The Suzuki bags cost a whopping $1,449.95 and you need the Upper Side Case Brackets (part 990D0-31J00-065) for $112.95 and the Lower Side Case Brackets (part 990D0-31J00-066) for $61.95.
That’s a total of $1,624.85 for the Suzuki bag setup (including the mounts) and $662.00 for the SHAD SH36 side cases with mounts.
I had to look at these prices about 4 times to make sure, because the difference is so dramatic.
Also, SHAD is currently running a limited-time offer of a free set of textile bag liners worth $89.00 when you buy a set of the SH36 cases.
Bottom line, you can save $962.85 buying the SHAD side cases instead of the Suzuki side cases. That’s real money in anyone’s book!
Add a Top Box?
By the way, SHAD also has a top box system for the V-Strom (and other bikes, of course).
The SHAD top mount for the V-Strom top box is required and any of the SHAD cases will work. Probably the SH39 or the SH48 will look best, especially with the SH36 cases mounted. But any of the SHAD top boxes from the SH26 up to the SH50 can be fitted.
From “S.J.” (July 2014): “Nice review! Three questions:
1) What is the overall width of the installed SHAD setup compared to installed OEM cases?
2) What accounts for the significant case weight difference between Shad and OEM cases?
If the SHAD bags are so much lighter, perhaps they are not as strong or durable.
3) Are there SHAD/OEM differences re moisture sealing designs — did you test water resistance?”
Rick’s Reply: UPDATE: The width of the bike with the SHAD SH36 cases installed is 107 cm. and the Adventure model with the stock Suzuki cases measures about 81 cm (~32″) across.
The Suzuki cases use a heavier and different type of plastic and mounting system and I think that accounts for the weight difference. Yes, the Suzuki cases are probably sturdier and that’s one of the things you get for the price difference.
I don’t know about the water resistance of the SHAD cases we put on the bike in the shop because it’s a brand-new bike that is for sale on the showroom floor.
But other SHAD cases we’ve reviewed over the years are fine, so I don’t anticipate any leakage problems.
SHAD owns its own factory and makes luggage for BMW and others, so they’re able to spread the development and overhead costs over a very large number of products, keeping prices low.
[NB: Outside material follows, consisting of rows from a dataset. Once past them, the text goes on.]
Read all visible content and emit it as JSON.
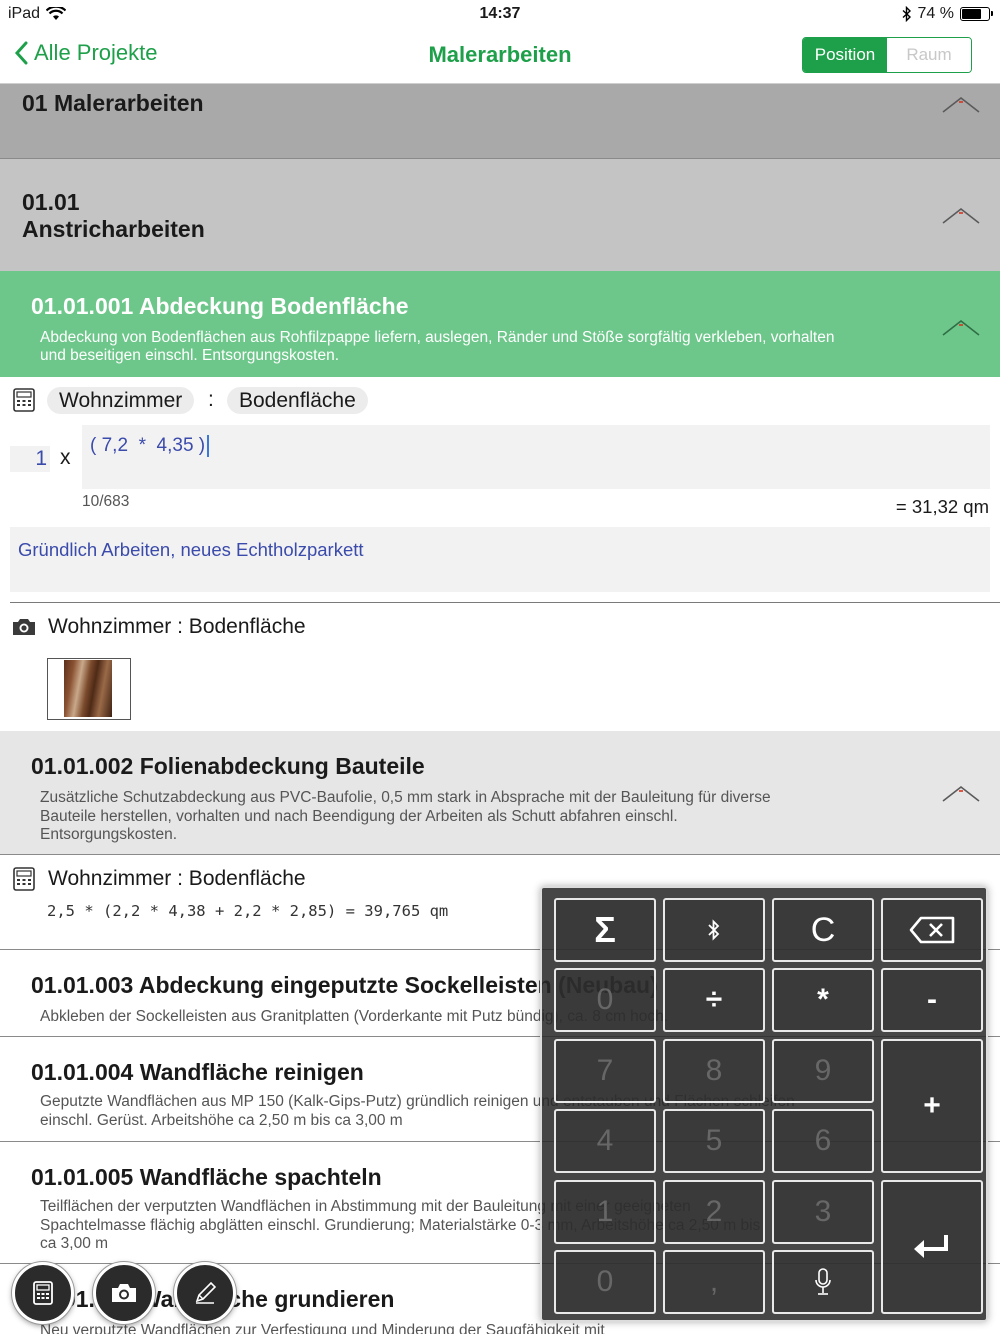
{
  "status": {
    "device": "iPad",
    "time": "14:37",
    "battery": "74 %",
    "battery_level": 0.74
  },
  "nav": {
    "back_label": "Alle Projekte",
    "title": "Malerarbeiten",
    "segments": [
      "Position",
      "Raum"
    ],
    "selected_segment": "Position"
  },
  "sections": {
    "s1": "01 Malerarbeiten",
    "s2_number": "01.01",
    "s2_title": "Anstricharbeiten"
  },
  "active": {
    "title": "01.01.001 Abdeckung Bodenfläche",
    "desc": "Abdeckung von Bodenflächen aus Rohfilzpappe liefern, auslegen, Ränder und Stöße sorgfältig verkleben, vorhalten und beseitigen einschl. Entsorgungskosten.",
    "room": "Wohnzimmer",
    "separator": ":",
    "area": "Bodenfläche",
    "quantity": "1",
    "times": "x",
    "formula": "( 7,2  *  4,35 )",
    "counter": "10/683",
    "result": "= 31,32 qm",
    "note": "Gründlich Arbeiten, neues Echtholzparkett",
    "photo_label": "Wohnzimmer : Bodenfläche"
  },
  "positions": [
    {
      "title": "01.01.002 Folienabdeckung Bauteile",
      "desc": "Zusätzliche Schutzabdeckung aus PVC-Baufolie, 0,5 mm stark in Absprache mit der Bauleitung für diverse Bauteile herstellen, vorhalten und nach Beendigung der Arbeiten als Schutt abfahren einschl. Entsorgungskosten.",
      "meas_label": "Wohnzimmer : Bodenfläche",
      "meas_expr": "2,5 * (2,2 * 4,38 + 2,2 * 2,85) = 39,765 qm"
    },
    {
      "title": "01.01.003 Abdeckung eingeputzte Sockelleisten (Neubau)",
      "desc": "Abkleben der Sockelleisten aus Granitplatten (Vorderkante mit Putz bündig), ca. 8 cm hoch."
    },
    {
      "title": "01.01.004 Wandfläche reinigen",
      "desc": "Geputzte Wandflächen aus MP 150 (Kalk-Gips-Putz) gründlich reinigen und entstauben und Flächen schleifen einschl. Gerüst. Arbeitshöhe ca 2,50 m bis ca 3,00 m"
    },
    {
      "title": "01.01.005 Wandfläche spachteln",
      "desc": "Teilflächen der verputzten Wandflächen in Abstimmung mit der Bauleitung mit einer geeigneten Spachtelmasse flächig abglätten einschl. Grundierung; Materialstärke 0-3 mm, Arbeitshöhe ca 2,50 m bis ca 3,00 m"
    },
    {
      "title": "01.01.006 Wandfläche grundieren",
      "desc": "Neu verputzte Wandflächen zur Verfestigung und Minderung der Saugfähigkeit mit"
    }
  ],
  "fabs": [
    "calculator-icon",
    "camera-icon",
    "pencil-icon"
  ],
  "keypad": {
    "keys": {
      "sum": "Σ",
      "bt": "bluetooth-icon",
      "clear": "C",
      "back": "backspace-icon",
      "k0a": "0",
      "div": "÷",
      "mul": "*",
      "minus": "-",
      "k7": "7",
      "k8": "8",
      "k9": "9",
      "plus": "+",
      "k4": "4",
      "k5": "5",
      "k6": "6",
      "k1": "1",
      "k2": "2",
      "k3": "3",
      "enter": "return-icon",
      "k0": "0",
      "comma": ",",
      "mic": "microphone-icon"
    }
  },
  "colors": {
    "accent": "#1ea04a",
    "active_row": "#6dc78a",
    "input_text": "#3b4bab"
  }
}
The Suzuki cases have been water resistant so far but I haven’t been out in a driving rainstorm for multiple hours (and don’t plan on it!). I don’t anticipate any issues with leading in those either.
From “T.T.” (July 2014): “Is there an option to open and close the cases without having to use a key? Most of the time with my present cases I don’t bother locking them. It’s an unnecessary hassle.”
Rick’s Reply: Yes, I added this info to the body of the review. SHAD cases open without a key once they’re unlocked.